SUPPLIED DATA:
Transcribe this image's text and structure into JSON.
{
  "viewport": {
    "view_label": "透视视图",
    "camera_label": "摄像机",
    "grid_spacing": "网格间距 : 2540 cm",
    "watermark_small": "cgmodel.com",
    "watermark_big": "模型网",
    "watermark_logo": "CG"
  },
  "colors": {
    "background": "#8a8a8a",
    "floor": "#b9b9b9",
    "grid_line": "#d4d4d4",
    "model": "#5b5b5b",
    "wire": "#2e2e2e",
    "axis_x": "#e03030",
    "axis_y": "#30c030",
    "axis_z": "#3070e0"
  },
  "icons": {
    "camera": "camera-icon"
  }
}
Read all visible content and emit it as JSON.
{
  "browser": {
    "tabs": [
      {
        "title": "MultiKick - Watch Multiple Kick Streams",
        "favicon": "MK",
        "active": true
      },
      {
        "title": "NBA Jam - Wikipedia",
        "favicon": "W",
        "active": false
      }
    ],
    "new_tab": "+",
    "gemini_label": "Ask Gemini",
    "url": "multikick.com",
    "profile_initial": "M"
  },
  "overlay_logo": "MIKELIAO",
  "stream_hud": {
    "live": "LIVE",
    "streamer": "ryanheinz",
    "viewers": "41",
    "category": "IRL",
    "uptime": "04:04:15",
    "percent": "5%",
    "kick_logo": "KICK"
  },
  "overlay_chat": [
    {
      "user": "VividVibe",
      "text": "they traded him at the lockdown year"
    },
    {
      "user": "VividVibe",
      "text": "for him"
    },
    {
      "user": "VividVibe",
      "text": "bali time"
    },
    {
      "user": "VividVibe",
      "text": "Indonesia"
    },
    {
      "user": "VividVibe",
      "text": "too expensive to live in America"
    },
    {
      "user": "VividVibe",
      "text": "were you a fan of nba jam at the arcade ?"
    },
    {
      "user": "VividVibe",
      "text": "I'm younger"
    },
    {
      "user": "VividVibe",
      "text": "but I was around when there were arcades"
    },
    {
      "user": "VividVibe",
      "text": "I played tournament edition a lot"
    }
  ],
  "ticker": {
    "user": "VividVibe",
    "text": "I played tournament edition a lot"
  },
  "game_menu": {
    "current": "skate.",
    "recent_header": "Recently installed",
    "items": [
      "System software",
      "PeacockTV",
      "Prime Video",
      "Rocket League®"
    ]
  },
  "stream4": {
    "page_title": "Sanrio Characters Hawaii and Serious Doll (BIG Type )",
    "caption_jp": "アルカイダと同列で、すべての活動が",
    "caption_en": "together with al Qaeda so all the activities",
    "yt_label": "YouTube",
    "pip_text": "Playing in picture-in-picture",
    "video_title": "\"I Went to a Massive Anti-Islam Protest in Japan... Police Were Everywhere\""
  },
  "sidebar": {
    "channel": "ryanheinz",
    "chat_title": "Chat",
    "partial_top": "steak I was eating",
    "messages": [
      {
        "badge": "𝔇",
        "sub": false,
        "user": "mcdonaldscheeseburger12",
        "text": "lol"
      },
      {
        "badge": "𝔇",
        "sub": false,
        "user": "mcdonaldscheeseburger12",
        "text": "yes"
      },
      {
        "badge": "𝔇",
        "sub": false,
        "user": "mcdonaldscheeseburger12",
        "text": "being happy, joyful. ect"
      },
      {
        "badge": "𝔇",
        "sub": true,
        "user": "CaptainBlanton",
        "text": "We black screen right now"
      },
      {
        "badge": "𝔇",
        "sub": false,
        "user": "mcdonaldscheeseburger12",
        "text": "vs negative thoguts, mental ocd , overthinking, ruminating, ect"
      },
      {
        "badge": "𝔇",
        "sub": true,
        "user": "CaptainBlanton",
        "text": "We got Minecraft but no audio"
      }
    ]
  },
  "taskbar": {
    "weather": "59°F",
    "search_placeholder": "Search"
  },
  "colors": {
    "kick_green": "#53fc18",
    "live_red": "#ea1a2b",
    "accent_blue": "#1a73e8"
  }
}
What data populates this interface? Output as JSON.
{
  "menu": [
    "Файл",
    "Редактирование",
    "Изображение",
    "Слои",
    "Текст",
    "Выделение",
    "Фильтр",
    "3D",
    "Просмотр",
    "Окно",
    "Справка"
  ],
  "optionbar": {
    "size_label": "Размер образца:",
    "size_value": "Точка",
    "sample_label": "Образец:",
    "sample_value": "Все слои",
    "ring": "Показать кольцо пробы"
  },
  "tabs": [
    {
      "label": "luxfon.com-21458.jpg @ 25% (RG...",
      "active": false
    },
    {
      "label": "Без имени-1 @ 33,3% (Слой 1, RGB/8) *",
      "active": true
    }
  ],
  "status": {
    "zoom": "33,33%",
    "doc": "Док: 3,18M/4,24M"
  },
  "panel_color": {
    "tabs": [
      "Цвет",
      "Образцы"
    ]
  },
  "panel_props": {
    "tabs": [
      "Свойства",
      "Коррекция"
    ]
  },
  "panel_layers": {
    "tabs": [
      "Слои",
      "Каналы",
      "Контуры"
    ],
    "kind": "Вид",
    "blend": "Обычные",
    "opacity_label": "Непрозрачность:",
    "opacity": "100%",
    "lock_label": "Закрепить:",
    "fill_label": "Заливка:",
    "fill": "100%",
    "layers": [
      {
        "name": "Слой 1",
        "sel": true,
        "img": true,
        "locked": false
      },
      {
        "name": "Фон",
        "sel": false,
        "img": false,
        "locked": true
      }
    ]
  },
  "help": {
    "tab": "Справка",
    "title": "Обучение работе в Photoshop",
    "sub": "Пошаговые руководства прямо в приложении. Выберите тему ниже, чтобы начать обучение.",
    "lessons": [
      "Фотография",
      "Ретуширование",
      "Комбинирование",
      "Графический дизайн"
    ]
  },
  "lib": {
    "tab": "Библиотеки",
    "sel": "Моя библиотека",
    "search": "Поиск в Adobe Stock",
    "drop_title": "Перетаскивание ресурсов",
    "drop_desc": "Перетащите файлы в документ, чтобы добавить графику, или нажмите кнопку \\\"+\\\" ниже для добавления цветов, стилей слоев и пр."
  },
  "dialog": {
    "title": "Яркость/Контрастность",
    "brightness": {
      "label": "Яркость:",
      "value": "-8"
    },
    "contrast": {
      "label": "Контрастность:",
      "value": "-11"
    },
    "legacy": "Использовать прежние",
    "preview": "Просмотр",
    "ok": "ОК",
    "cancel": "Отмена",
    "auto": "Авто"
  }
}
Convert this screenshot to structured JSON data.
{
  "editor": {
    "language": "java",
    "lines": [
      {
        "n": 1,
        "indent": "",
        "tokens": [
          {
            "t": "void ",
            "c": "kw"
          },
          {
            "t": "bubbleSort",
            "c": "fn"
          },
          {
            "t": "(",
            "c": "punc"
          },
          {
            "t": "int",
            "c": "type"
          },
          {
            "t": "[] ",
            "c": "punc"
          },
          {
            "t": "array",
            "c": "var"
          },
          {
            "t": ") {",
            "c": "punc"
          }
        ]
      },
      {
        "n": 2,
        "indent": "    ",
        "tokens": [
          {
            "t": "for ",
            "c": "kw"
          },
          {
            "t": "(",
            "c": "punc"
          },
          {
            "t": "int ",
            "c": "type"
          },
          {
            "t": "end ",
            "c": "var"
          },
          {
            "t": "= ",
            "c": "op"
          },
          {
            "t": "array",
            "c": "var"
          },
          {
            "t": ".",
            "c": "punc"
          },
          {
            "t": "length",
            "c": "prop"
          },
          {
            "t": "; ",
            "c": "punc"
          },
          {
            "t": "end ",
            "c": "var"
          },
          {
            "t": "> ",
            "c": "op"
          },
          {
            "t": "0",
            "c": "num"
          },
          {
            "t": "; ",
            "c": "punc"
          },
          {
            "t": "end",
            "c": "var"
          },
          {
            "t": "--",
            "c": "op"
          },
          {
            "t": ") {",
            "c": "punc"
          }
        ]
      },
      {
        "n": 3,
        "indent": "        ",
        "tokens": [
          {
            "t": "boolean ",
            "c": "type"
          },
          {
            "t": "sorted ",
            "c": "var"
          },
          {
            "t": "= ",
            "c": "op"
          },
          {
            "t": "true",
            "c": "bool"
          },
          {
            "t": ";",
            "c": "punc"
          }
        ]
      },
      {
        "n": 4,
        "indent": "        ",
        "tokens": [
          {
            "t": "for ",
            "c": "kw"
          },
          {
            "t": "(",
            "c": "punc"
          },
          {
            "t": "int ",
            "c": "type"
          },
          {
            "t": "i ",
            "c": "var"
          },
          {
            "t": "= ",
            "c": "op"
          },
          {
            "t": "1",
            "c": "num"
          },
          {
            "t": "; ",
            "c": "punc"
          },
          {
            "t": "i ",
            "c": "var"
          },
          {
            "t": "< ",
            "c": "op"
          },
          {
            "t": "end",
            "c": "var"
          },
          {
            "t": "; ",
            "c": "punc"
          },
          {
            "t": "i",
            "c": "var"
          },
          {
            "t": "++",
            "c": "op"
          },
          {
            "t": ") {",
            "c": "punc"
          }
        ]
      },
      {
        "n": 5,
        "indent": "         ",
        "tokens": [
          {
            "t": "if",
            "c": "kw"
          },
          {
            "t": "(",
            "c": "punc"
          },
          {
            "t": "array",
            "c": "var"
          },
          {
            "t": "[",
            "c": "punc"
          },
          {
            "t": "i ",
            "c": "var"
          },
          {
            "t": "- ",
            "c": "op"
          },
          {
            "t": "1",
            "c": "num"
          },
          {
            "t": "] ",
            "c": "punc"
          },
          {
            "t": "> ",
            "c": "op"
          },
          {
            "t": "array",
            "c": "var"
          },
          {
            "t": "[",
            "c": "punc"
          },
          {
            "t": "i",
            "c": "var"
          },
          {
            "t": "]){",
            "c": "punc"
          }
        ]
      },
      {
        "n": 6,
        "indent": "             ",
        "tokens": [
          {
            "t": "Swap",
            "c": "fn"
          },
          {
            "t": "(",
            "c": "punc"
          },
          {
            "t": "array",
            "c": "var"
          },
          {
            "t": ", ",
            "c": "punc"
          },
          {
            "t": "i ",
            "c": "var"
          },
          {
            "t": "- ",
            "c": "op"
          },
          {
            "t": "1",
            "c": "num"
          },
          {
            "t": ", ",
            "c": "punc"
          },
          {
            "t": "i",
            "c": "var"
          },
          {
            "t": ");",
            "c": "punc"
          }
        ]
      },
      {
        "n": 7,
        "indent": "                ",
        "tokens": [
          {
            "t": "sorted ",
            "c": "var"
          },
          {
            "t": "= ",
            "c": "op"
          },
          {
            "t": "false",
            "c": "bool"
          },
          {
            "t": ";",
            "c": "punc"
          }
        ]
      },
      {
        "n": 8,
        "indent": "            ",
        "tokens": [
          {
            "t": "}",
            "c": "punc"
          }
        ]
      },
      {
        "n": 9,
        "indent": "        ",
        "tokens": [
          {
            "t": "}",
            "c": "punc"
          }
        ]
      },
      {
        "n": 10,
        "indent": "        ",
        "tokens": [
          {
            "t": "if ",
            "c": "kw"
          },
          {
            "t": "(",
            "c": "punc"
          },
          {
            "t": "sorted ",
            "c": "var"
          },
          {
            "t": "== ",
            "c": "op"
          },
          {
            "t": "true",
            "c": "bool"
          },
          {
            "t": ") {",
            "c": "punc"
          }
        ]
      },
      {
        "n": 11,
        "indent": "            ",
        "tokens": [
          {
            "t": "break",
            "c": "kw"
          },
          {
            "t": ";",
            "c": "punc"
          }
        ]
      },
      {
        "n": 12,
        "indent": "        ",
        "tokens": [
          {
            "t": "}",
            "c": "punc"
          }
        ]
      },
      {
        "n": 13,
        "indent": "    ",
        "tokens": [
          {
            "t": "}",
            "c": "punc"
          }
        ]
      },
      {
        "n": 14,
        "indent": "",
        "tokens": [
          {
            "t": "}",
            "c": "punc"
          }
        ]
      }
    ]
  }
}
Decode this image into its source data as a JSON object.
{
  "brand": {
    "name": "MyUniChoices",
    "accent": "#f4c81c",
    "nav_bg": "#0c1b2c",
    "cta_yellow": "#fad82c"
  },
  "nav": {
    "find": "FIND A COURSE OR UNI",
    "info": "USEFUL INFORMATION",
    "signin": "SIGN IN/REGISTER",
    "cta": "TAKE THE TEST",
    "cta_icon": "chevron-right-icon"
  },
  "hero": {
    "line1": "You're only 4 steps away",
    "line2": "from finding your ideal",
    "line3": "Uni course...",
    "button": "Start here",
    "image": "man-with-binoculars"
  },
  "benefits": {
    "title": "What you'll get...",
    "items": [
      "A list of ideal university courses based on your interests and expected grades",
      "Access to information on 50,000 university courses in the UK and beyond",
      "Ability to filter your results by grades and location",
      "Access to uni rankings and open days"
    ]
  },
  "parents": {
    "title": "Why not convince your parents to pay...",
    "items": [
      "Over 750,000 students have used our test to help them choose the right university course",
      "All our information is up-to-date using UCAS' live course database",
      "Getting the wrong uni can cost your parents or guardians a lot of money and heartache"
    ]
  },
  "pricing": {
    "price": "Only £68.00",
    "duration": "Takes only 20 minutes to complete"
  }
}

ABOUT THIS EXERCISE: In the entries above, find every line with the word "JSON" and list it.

WRITTEN RESPONSE:
Transcribe this image's text and structure into JSON.
Read all visible content and emit it as JSON.
What data populates this interface? Output as JSON.
Convert this screenshot to structured JSON data.
Decode this image into its source data as a JSON object.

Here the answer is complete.